Urokinase plasminogen activator regulates pulmonary arterial contractility and vascular permeability in mice

Am J Respir Cell Mol Biol. 2011 May 26. [Epub ahead of print]
Urokinase Plasminogen Activator Regulates Pulmonary Arterial Contractility and Vascular Permeability in Mice.
Nassar T, Yarovoi S, Abu Fanne R, Waked O, Allen TC, Idell S, Cines DB, Higazi AA.
Clinical Biochemistry, Hebrew University-Hadassah Medical Center, Jerusalem, Israel.

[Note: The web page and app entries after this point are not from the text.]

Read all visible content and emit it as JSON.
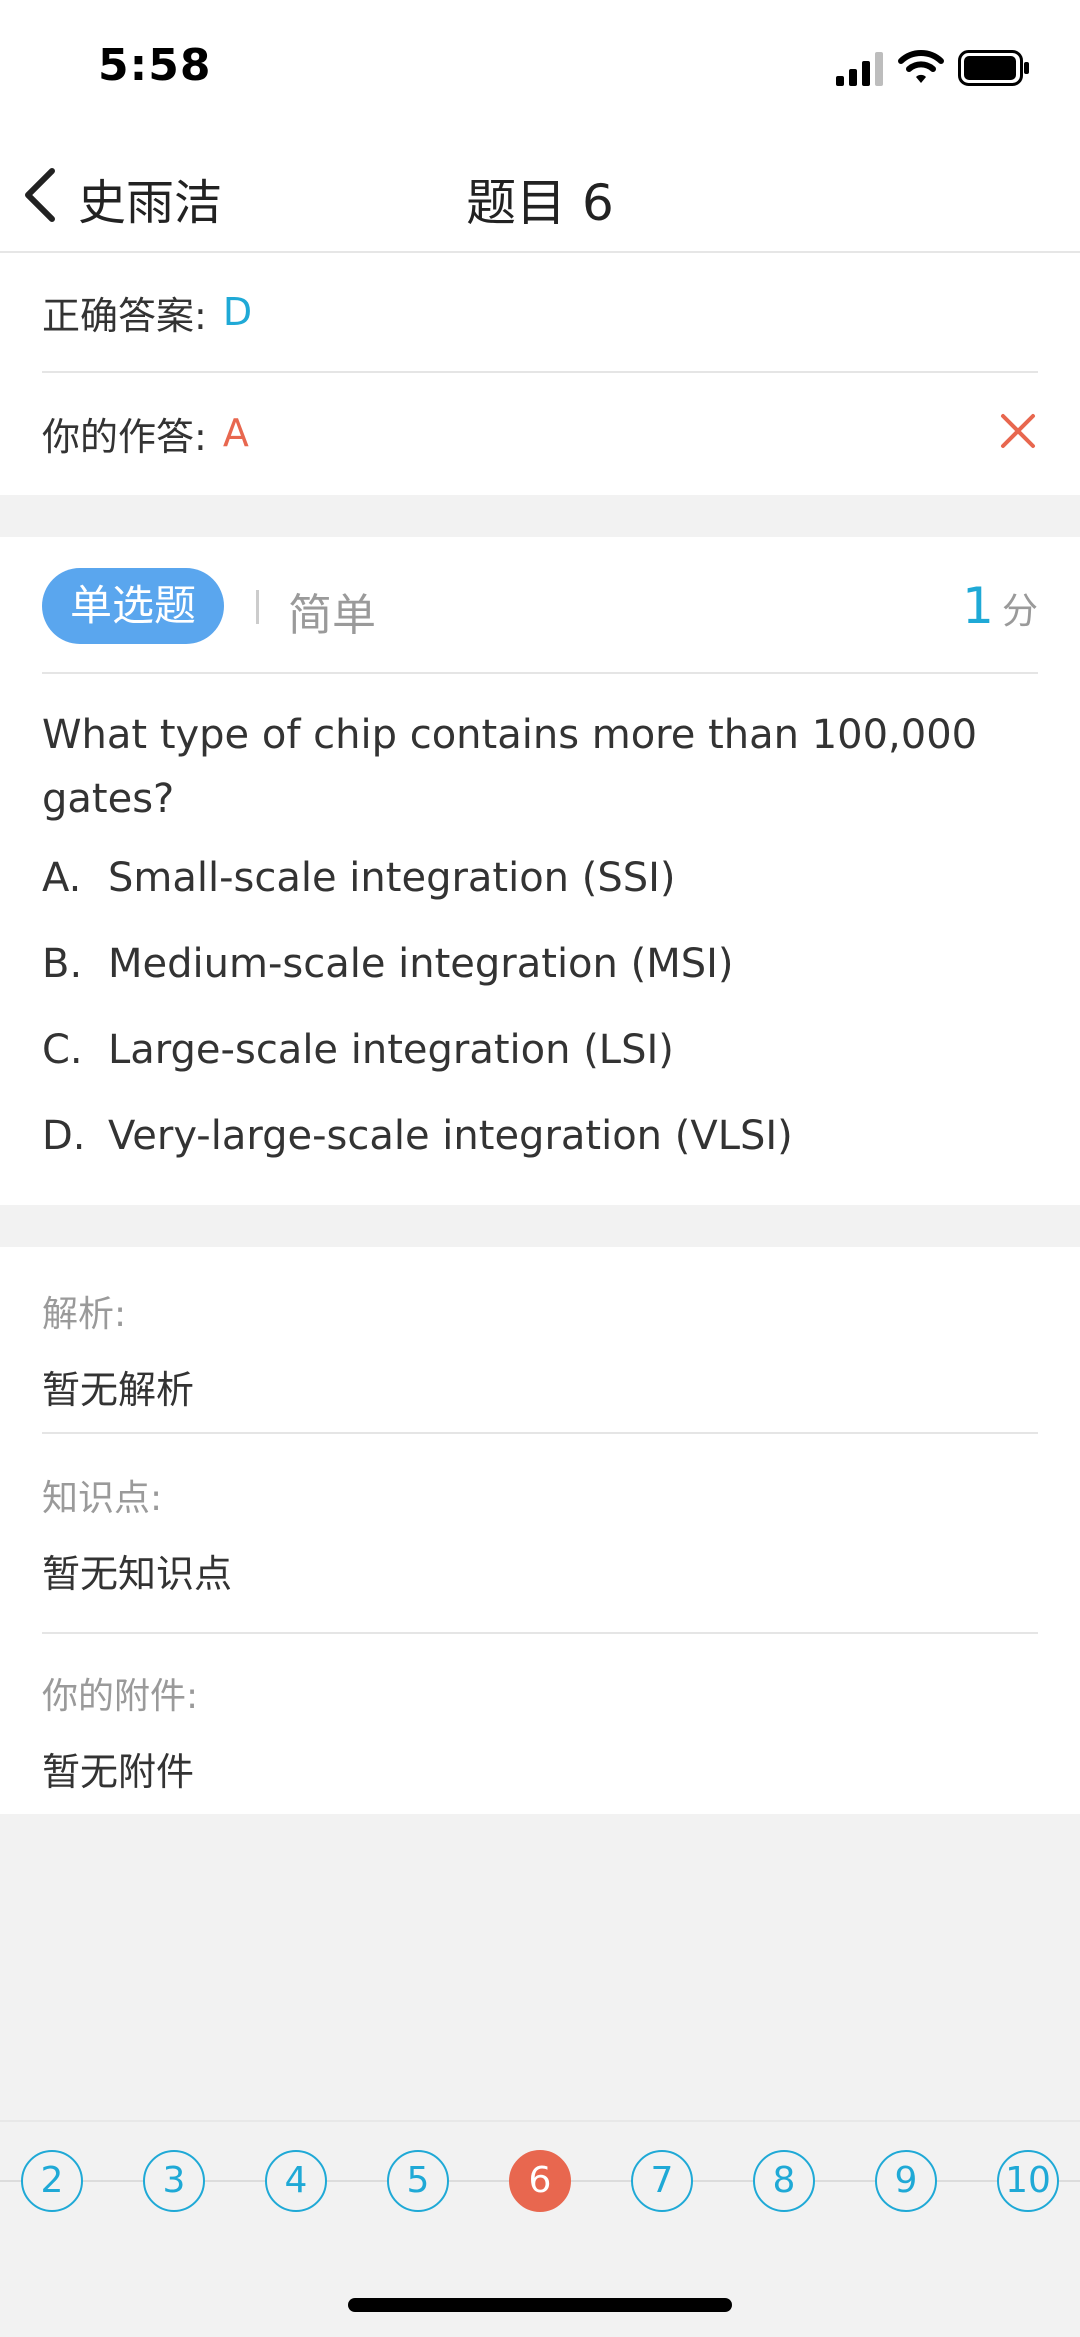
{
  "status_bar": {
    "time": "5:58",
    "icons": [
      "signal-icon",
      "wifi-icon",
      "battery-icon"
    ]
  },
  "nav": {
    "back_label": "史雨洁",
    "title": "题目 6",
    "back_icon": "chevron-left-icon"
  },
  "answers": {
    "correct_label": "正确答案:",
    "correct_value": "D",
    "yours_label": "你的作答:",
    "yours_value": "A",
    "result_icon": "close-icon"
  },
  "question": {
    "type": "单选题",
    "difficulty": "简单",
    "score_value": "1",
    "score_unit": "分",
    "text": "What type of chip contains more than 100,000 gates?",
    "options": [
      {
        "letter": "A.",
        "text": "Small-scale integration (SSI)"
      },
      {
        "letter": "B.",
        "text": "Medium-scale integration (MSI)"
      },
      {
        "letter": "C.",
        "text": "Large-scale integration (LSI)"
      },
      {
        "letter": "D.",
        "text": "Very-large-scale integration (VLSI)"
      }
    ]
  },
  "analysis": {
    "analysis_label": "解析:",
    "analysis_value": "暂无解析",
    "knowledge_label": "知识点:",
    "knowledge_value": "暂无知识点",
    "attachment_label": "你的附件:",
    "attachment_value": "暂无附件"
  },
  "pager": {
    "pages": [
      "2",
      "3",
      "4",
      "5",
      "6",
      "7",
      "8",
      "9",
      "10"
    ],
    "current": "6"
  },
  "colors": {
    "accent": "#1fa9d6",
    "wrong": "#e8674f",
    "badge": "#5aa6ee"
  }
}
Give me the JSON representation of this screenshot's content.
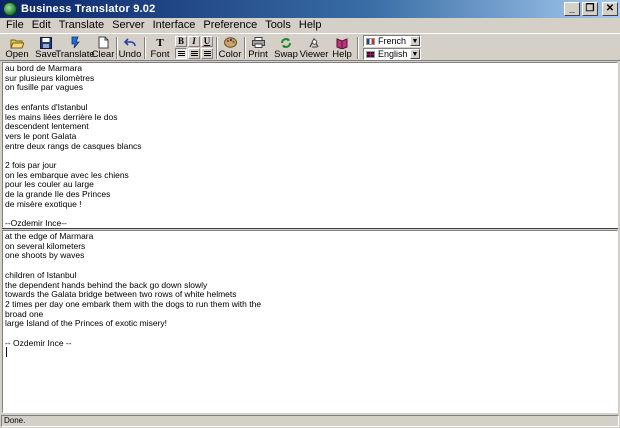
{
  "window": {
    "title": "Business Translator 9.02",
    "minimize_glyph": "_",
    "restore_glyph": "❐",
    "close_glyph": "✕"
  },
  "menu": [
    "File",
    "Edit",
    "Translate",
    "Server",
    "Interface",
    "Preference",
    "Tools",
    "Help"
  ],
  "toolbar": {
    "open": "Open",
    "save": "Save",
    "translate": "Translate",
    "clear": "Clear",
    "undo": "Undo",
    "font": "Font",
    "bold": "B",
    "italic": "I",
    "underline": "U",
    "color": "Color",
    "print": "Print",
    "swap": "Swap",
    "viewer": "Viewer",
    "help": "Help"
  },
  "languages": {
    "source": "French",
    "target": "English"
  },
  "source_text": "au bord de Marmara\nsur plusieurs kilomètres\non fusille par vagues\n\ndes enfants d'Istanbul\nles mains liées derrière le dos\ndescendent lentement\nvers le pont Galata\nentre deux rangs de casques blancs\n\n2 fois par jour\non les embarque avec les chiens\npour les couler au large\nde la grande Ile des Princes\nde misère exotique !\n\n--Ozdemir Ince--",
  "target_text": "at the edge of Marmara\non several kilometers\none shoots by waves\n\nchildren of Istanbul\nthe dependent hands behind the back go down slowly\ntowards the Galata bridge between two rows of white helmets\n2 times per day one embark them with the dogs to run them with the\nbroad one\nlarge Island of the Princes of exotic misery!\n\n-- Ozdemir Ince --",
  "status": "Done.",
  "colors": {
    "titlebar_start": "#0a246a",
    "titlebar_end": "#a6caf0",
    "chrome": "#d4d0c8"
  },
  "icons": {
    "open": "folder-open-icon",
    "save": "floppy-disk-icon",
    "translate": "translate-icon",
    "clear": "clear-page-icon",
    "undo": "undo-arrow-icon",
    "font": "font-icon",
    "color": "palette-icon",
    "print": "printer-icon",
    "swap": "swap-arrows-icon",
    "viewer": "viewer-icon",
    "help": "help-book-icon"
  }
}
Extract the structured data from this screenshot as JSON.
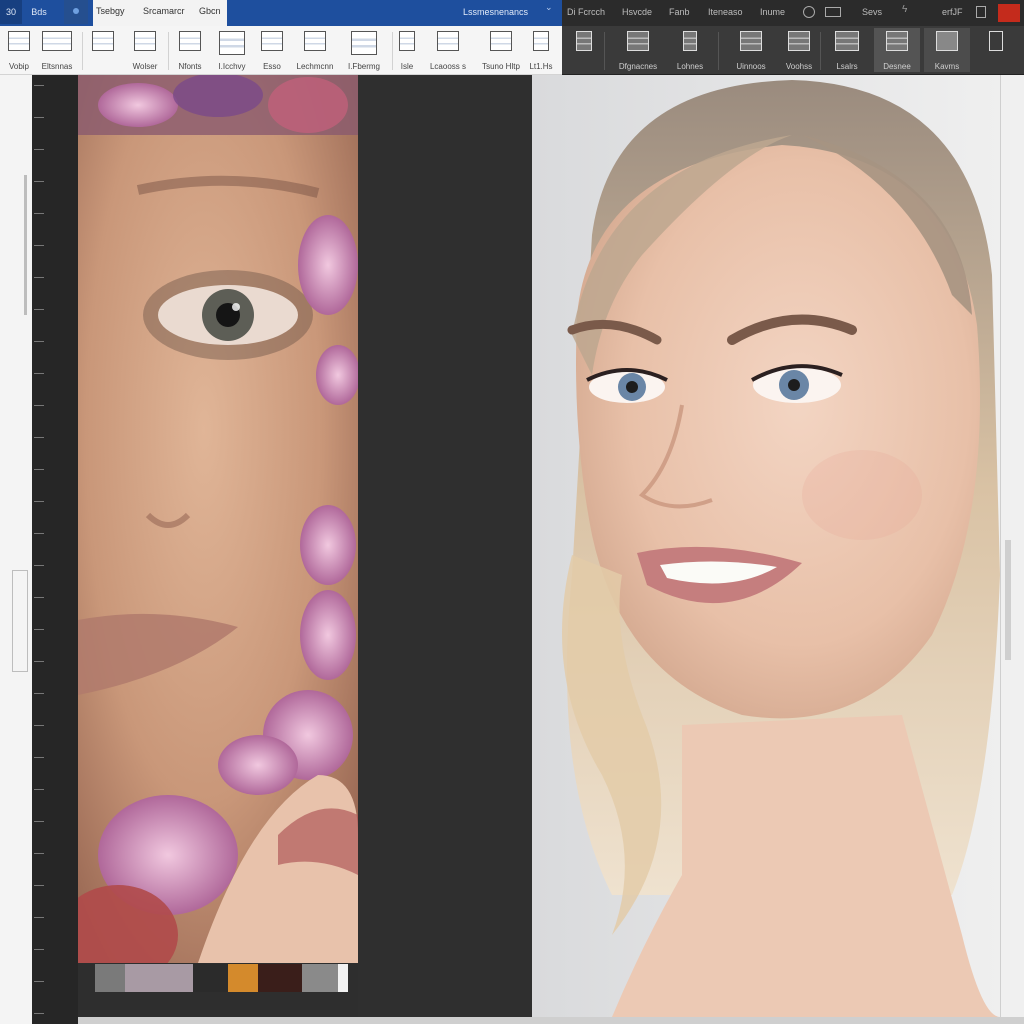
{
  "window": {
    "quick_access": [
      "30",
      "Bds"
    ],
    "tabs": [
      "Tsebgy",
      "Srcamarcr",
      "Gbcn"
    ],
    "document_title": "Lssmesnenancs",
    "dark_tabs": [
      "Di Fcrcch",
      "Hsvcde",
      "Fanb",
      "Iteneaso",
      "Inume",
      "Sevs",
      "erfJF"
    ]
  },
  "ribbon_light": {
    "labels": [
      "Vobip",
      "Eltsnnas",
      "Wolser",
      "Nfonts",
      "I.Icchvy",
      "Esso",
      "Lechmcnn",
      "I.Fbermg",
      "Isle",
      "Lcaooss s",
      "Tsuno Hltp",
      "Lt1.Hs"
    ]
  },
  "ribbon_dark": {
    "labels": [
      "Dfgnacnes",
      "Lohnes",
      "Uinnoos",
      "Voohss",
      "Lsalrs",
      "Desnee",
      "Kavms"
    ]
  },
  "colors": {
    "title_bar": "#1e4f9e",
    "ribbon_light": "#f5f5f5",
    "ribbon_dark": "#3a3a3a",
    "canvas_bg": "#2e2e2e",
    "close_button": "#c42b1c"
  },
  "swatches": [
    "#7a7a7a",
    "#a89aa4",
    "#2b2b2b",
    "#d48a2c",
    "#3a1e1a",
    "#8a8a8a",
    "#f2f2f2"
  ]
}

Urokinase plasminogen activator (uPA) is elevated in pathological settings such as acute lung injury where pulmonary arterial contractility and permeability are disrupted. uPA limits fibrin accretion post-injury. Here we asked whether uPA also regulates pulmonary arterial contractility and permeability. Contractility was measured using isolated pulmonary arterial rings. Pulmonary blood flow was measured in vivo by Doppler and pulmonary vascular permeability by extravasation of Evans Blue. Our data show that uPA regulates both in vitro pulmonary arterial contractility induced by phenylephrine in a dose-dependent manner through two receptor-dependent pathways and regulates vascular contractility and permeability in vivo. Physiological concentrations of uPA (≤1 nM) stimulate contractility of pulmonary arterial rings induced by phenylephrine through the LDL receptor related protein receptor (LRP). The procontractile effect of uPA is independent of its catalytic activity. At pathophysiological concentrations, uPA (20 nM) inhibits contractility and increases vascular permeability. Inhibition of vascular contractility and increase of vascular permeability is mediated through a two-step process that involves docking to N-methyl-D-aspartate (NMDA) receptor-1 (NMDA-R1) on pulmonary vascular smooth muscle cells and requires catalytic activity. Peptides that specifically inhibit uPA docking to NMDA-R or a uPA variant with a mutated receptor docking site abolished both its effects on vascular contractility and permeability without affecting its catalytic activity. These data show that uPA, at concentrations found in pathological conditions, reduces pulmonary arterial contractility and increases permeability though activation of NMDA-R1. Selective inhibition of NMDAR-1 activation by uPA can be accomplished without loss of fibrinolytic activity.